3 Important Lessons When Transforming Your Business and Your Journey

expressed opinion entrepreneur Contributors are themselves.

Leadership is not easy, and starting a business is not easy either. Bringing a new idea or concept to market is a dream for many, but can often be daunting. As I reflect on my CEO journey, I recently asked myself, what are the three important lessons I’m going to tell my younger self?

I offer the following advice: always listen to your customers, choose progress over perfection, and get your people involved. Keeping these lessons in mind will help you pursue entrepreneurial excellence and transform your business. Here’s why I think so.

Related: Starting a business is risky.Follow This Less Risky Path to Entrepreneurial Success

1. Listen to your customers

When changing your business or product, customers typically react in one of two ways. On the one hand, they may be receptive and open to change. Typically, this occurs when the change does not require a significant change in customer behavior. Customers don’t want to be pushed too far outside their comfort zone (or their existing processes), so if the change requires a major shift in attitude or perhaps a change in the way they interact with your business, they may be more resistant.

Knowing this, it is imperative to listen to and acknowledge their concerns.
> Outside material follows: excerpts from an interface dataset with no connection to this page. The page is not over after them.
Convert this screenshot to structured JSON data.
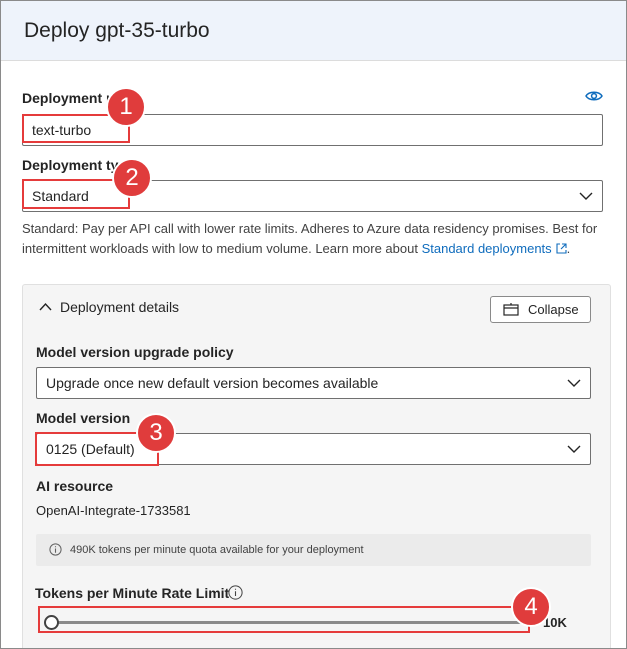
{
  "header": {
    "title": "Deploy gpt-35-turbo"
  },
  "deployment_name": {
    "label": "Deployment name",
    "value": "text-turbo",
    "icon": "eye-icon"
  },
  "deployment_type": {
    "label": "Deployment type",
    "value": "Standard",
    "help_text": "Standard: Pay per API call with lower rate limits. Adheres to Azure data residency promises. Best for intermittent workloads with low to medium volume. Learn more about ",
    "link_text": "Standard deployments"
  },
  "details": {
    "title": "Deployment details",
    "collapse_label": "Collapse",
    "upgrade_policy": {
      "label": "Model version upgrade policy",
      "value": "Upgrade once new default version becomes available"
    },
    "model_version": {
      "label": "Model version",
      "value": "0125 (Default)"
    },
    "ai_resource": {
      "label": "AI resource",
      "value": "OpenAI-Integrate-1733581"
    },
    "quota_info": "490K tokens per minute quota available for your deployment",
    "rate_limit": {
      "label": "Tokens per Minute Rate Limit",
      "max_label": "10K",
      "slider_fraction": 0.0
    }
  },
  "annotations": [
    "1",
    "2",
    "3",
    "4"
  ],
  "colors": {
    "accent": "#0f6cbd",
    "annotation": "#e03c3c",
    "header_bg": "#eef3fb"
  }
}
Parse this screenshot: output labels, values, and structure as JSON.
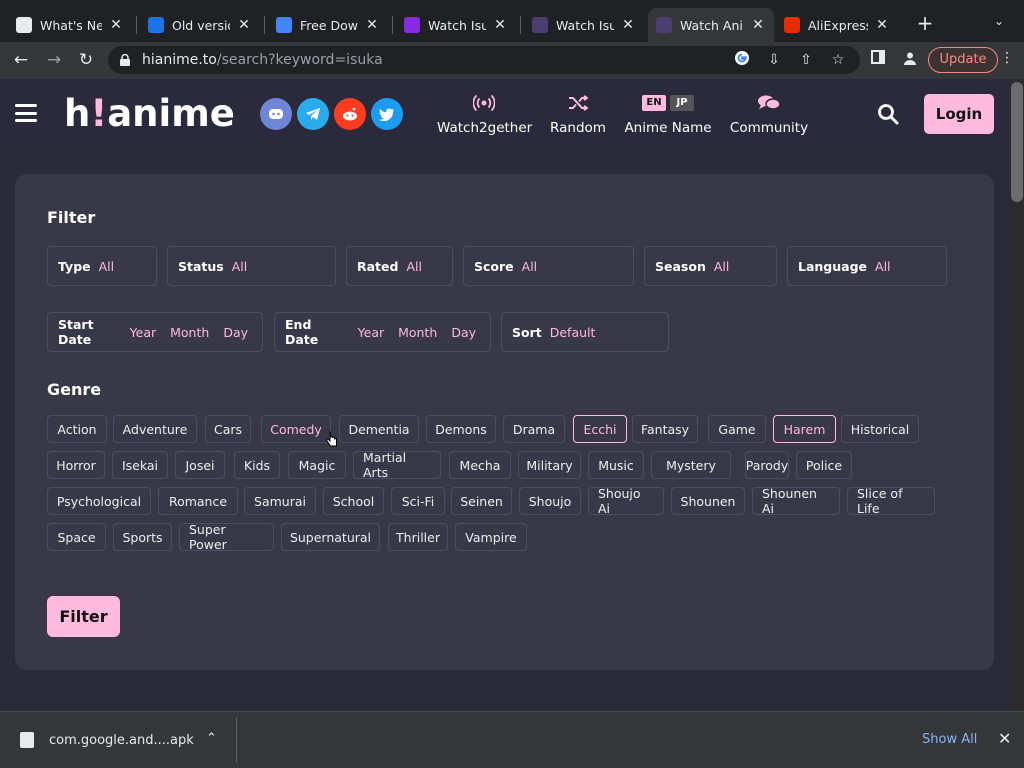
{
  "browser": {
    "tabs": [
      {
        "title": "What's New",
        "icon": "chrome-icon",
        "color": "#e8eaed"
      },
      {
        "title": "Old version",
        "icon": "ov-icon",
        "color": "#1a73e8"
      },
      {
        "title": "Free Downl",
        "icon": "download-site-icon",
        "color": "#4285f4"
      },
      {
        "title": "Watch Isuc",
        "icon": "play-icon",
        "color": "#8a2be2"
      },
      {
        "title": "Watch Isuc",
        "icon": "hianime-icon",
        "color": "#4b3f72"
      },
      {
        "title": "Watch Anim",
        "icon": "hianime-icon",
        "color": "#4b3f72"
      },
      {
        "title": "AliExpress",
        "icon": "aliexpress-icon",
        "color": "#e62e04"
      }
    ],
    "url_host": "hianime.to",
    "url_path": "/search?keyword=isuka",
    "update_label": "Update"
  },
  "site": {
    "logo_pre": "h",
    "logo_bang": "!",
    "logo_post": "anime",
    "nav": [
      {
        "label": "Watch2gether",
        "icon": "broadcast-icon"
      },
      {
        "label": "Random",
        "icon": "shuffle-icon"
      },
      {
        "label": "Anime Name",
        "icon": "language-switch-icon",
        "lang_en": "EN",
        "lang_jp": "JP"
      },
      {
        "label": "Community",
        "icon": "chat-bubbles-icon"
      }
    ],
    "login_label": "Login"
  },
  "filter": {
    "title": "Filter",
    "fields": [
      {
        "label": "Type",
        "value": "All"
      },
      {
        "label": "Status",
        "value": "All"
      },
      {
        "label": "Rated",
        "value": "All"
      },
      {
        "label": "Score",
        "value": "All"
      },
      {
        "label": "Season",
        "value": "All"
      },
      {
        "label": "Language",
        "value": "All"
      }
    ],
    "start_date": {
      "label": "Start Date",
      "year": "Year",
      "month": "Month",
      "day": "Day"
    },
    "end_date": {
      "label": "End Date",
      "year": "Year",
      "month": "Month",
      "day": "Day"
    },
    "sort": {
      "label": "Sort",
      "value": "Default"
    },
    "genre_title": "Genre",
    "genres": [
      "Action",
      "Adventure",
      "Cars",
      "Comedy",
      "Dementia",
      "Demons",
      "Drama",
      "Ecchi",
      "Fantasy",
      "Game",
      "Harem",
      "Historical",
      "Horror",
      "Isekai",
      "Josei",
      "Kids",
      "Magic",
      "Martial Arts",
      "Mecha",
      "Military",
      "Music",
      "Mystery",
      "Parody",
      "Police",
      "Psychological",
      "Romance",
      "Samurai",
      "School",
      "Sci-Fi",
      "Seinen",
      "Shoujo",
      "Shoujo Ai",
      "Shounen",
      "Shounen Ai",
      "Slice of Life",
      "Space",
      "Sports",
      "Super Power",
      "Supernatural",
      "Thriller",
      "Vampire"
    ],
    "selected_genres": [
      "Ecchi",
      "Harem"
    ],
    "hovered_genre": "Comedy",
    "submit_label": "Filter"
  },
  "downloads": {
    "file_name": "com.google.and....apk",
    "show_all_label": "Show All"
  },
  "colors": {
    "accent": "#ffbade",
    "panel": "#393848",
    "header": "#2b2a3c"
  }
}
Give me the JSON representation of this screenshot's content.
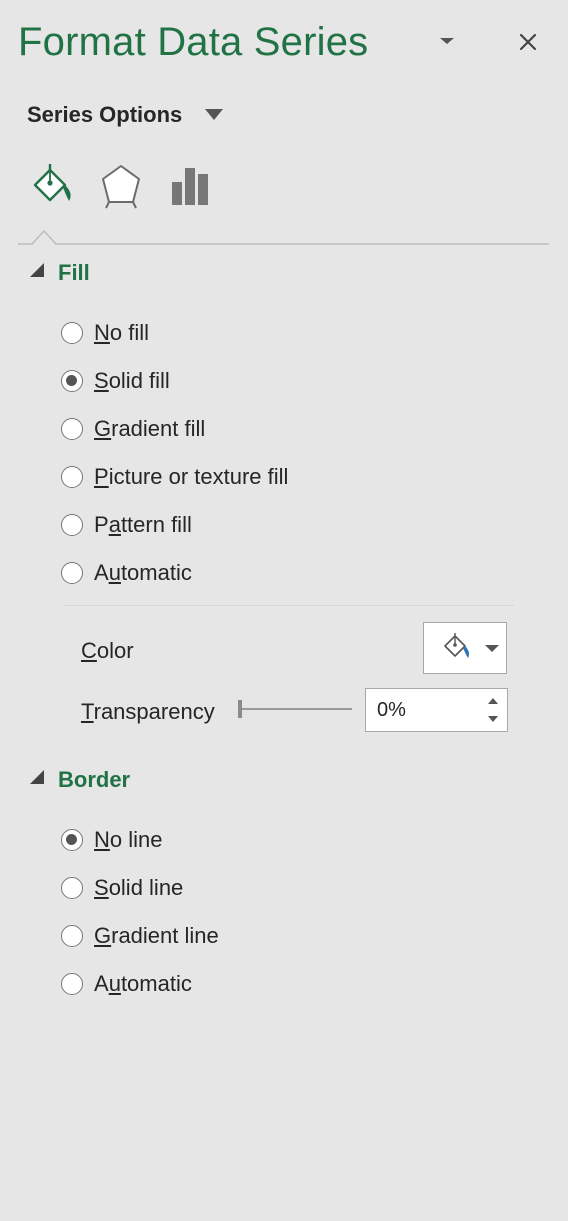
{
  "pane": {
    "title": "Format Data Series",
    "series_options_label": "Series Options"
  },
  "icons": {
    "title_dropdown": "chevron-down-icon",
    "close": "close-icon",
    "fill_line_tab": "paint-bucket-icon",
    "effects_tab": "pentagon-icon",
    "series_options_tab": "bar-chart-icon"
  },
  "fill": {
    "header": "Fill",
    "options": [
      {
        "label": "No fill",
        "mnemonic": "N",
        "rest": "o fill",
        "checked": false
      },
      {
        "label": "Solid fill",
        "mnemonic": "S",
        "rest": "olid fill",
        "checked": true
      },
      {
        "label": "Gradient fill",
        "mnemonic": "G",
        "rest": "radient fill",
        "checked": false
      },
      {
        "label": "Picture or texture fill",
        "mnemonic": "P",
        "rest": "icture or texture fill",
        "checked": false
      },
      {
        "label": "Pattern fill",
        "pre": "P",
        "mnemonic": "a",
        "rest": "ttern fill",
        "checked": false
      },
      {
        "label": "Automatic",
        "pre": "A",
        "mnemonic": "u",
        "rest": "tomatic",
        "checked": false
      }
    ],
    "color_label": {
      "mnemonic": "C",
      "rest": "olor"
    },
    "transparency_label": {
      "mnemonic": "T",
      "rest": "ransparency"
    },
    "transparency_value": "0%",
    "transparency_level": 0
  },
  "border": {
    "header": "Border",
    "options": [
      {
        "label": "No line",
        "mnemonic": "N",
        "rest": "o line",
        "checked": true
      },
      {
        "label": "Solid line",
        "mnemonic": "S",
        "rest": "olid line",
        "checked": false
      },
      {
        "label": "Gradient line",
        "mnemonic": "G",
        "rest": "radient line",
        "checked": false
      },
      {
        "label": "Automatic",
        "pre": "A",
        "mnemonic": "u",
        "rest": "tomatic",
        "checked": false
      }
    ]
  },
  "colors": {
    "accent": "#217346",
    "fill_swatch": "#2e75b6"
  }
}
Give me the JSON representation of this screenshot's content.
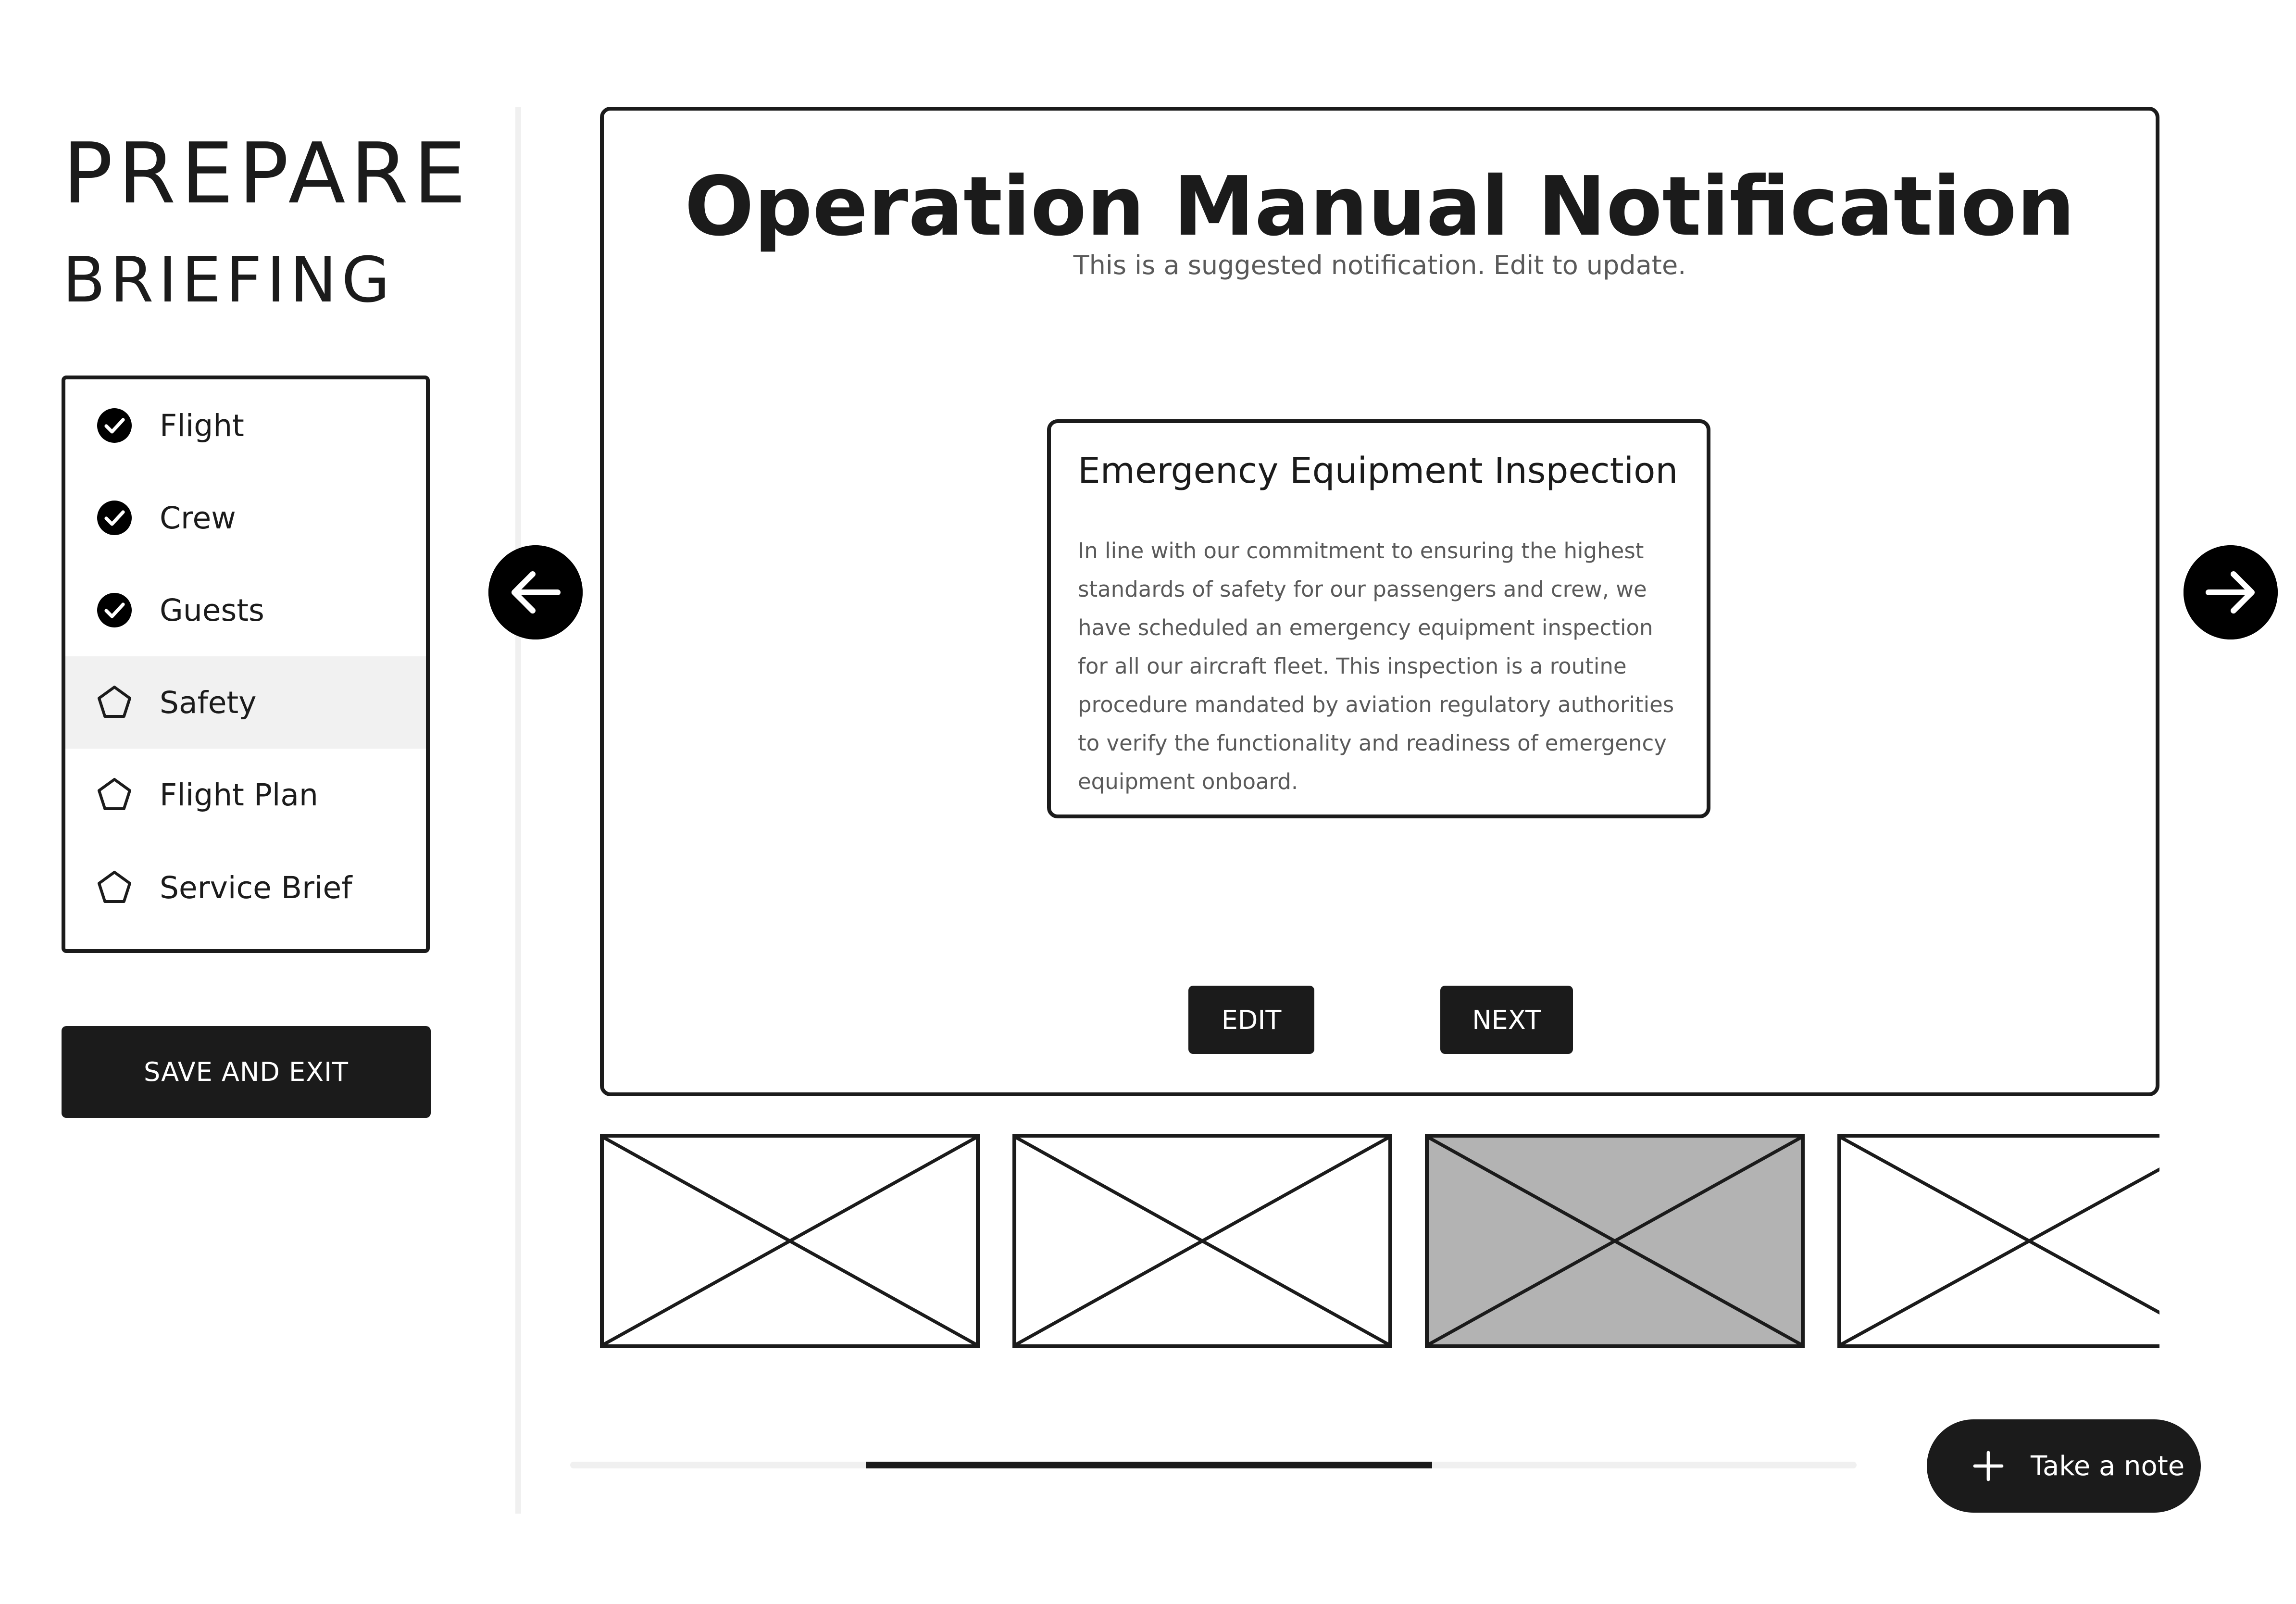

As a leader, you may not be able to solve all their problems, but by listening and acknowledging, you can put people on the path to embrace change. Plus, you support their view that they are on the same team as you, which helps facilitate change.

Another effective way to reinforce new beliefs is to focus on “peak moments”—specific parts of a consumer’s decision-making process that have a disproportionate impact and that consumers tend to remember best.

Peak moments often include first-time product or service experiences, touchpoints at key milestones in the customer journey (such as the first renewal cycle), and other moments of intense interaction (and reaction) with consumers.

Related: How to Quickly Adapt to Change and Future-Proof Your Business

2. Progress is better than perfection

In today’s competitive startup environment, it can be tempting to strive for perfection when launching a new product, idea or solution — especially those of us with an engineering bent. Nobody wants to go to market with something that feels “under”. However, striving for the goal of perfection can become an obstacle to real growth. As the old adage goes, “Don’t let the perfect be the enemy of the good.”

Without making mistakes, without giving a chance to improve, we never know what success looks like – that is the danger of making the perfect the enemy of the good. Honestly, it’s the ups and downs that make startup life interesting.

RELATED: Seek Progress, Not Perfection: Why Your Business Should Embrace the “Toothpick Rule”

Over the course of my career, I’ve witnessed a shift in thinking and execution from so-called Waterfall to Agile – essentially a shift from sequential to iterative. It’s a huge difference maker in quickly showing (or not showing) progress. While releasing something seemingly incomplete may sound scary, realize that as consumers, we’re used to this way of consuming new products and processes—think of the last mobile app you downloaded.

Don’t be afraid to challenge yourself and your team to take on high-risk and high-reward opportunities. Taking the time to experiment, learn from problems and discover new solutions is part of the process. Not only does it allow you and your business to grow, it also encourages the development of your team.

3. Engage employees

When a company is doing well, top management gets a lot of attention and praise, and every employee is part of the beating heart of the organization and plays a vital role in implementing change. So consider the change from bottom to top holistically.

To achieve this, as a leader, you should strive to foster an environment of trust, curiosity, and learning. Leaders must build trust, not destroy it, to inspire a sense of commitment and create a culture of motivation and professional development in their businesses. This helps encourage more discussion and synthesis about what works and what doesn’t.

Additionally, companies that have innovation, transparency, and trust as core values ​​in their culture often attract similar qualities in the people they hire. There is no doubt that the next generation of talent is making waves in the labor market. From the pandemic to the “big resignation” and “quiet resignation,” employees’ expectations of their employers have shifted.

Every employee and organization’s needs vary, but in general, it’s no surprise that employees want to be valued and held accountable for high-value initiatives. To be clear, success here starts with attracting talent who embody your company’s values.

Related: Entrepreneurs are battling mental illness.Here are 5 ways to manage your mental health as an entrepreneur

move forward

All in all, changes in your business, product and market can and should take time. Achievement does not happen overnight. Be open and sensible about it. Plus, be prepared to learn as you go. There is a difference between reading about these courses and experiencing them in person.

Perhaps most importantly, don’t underestimate what your team can achieve when you have a clear vision and the resources to execute – empowerment is the secret sauce of top organizations.

Source link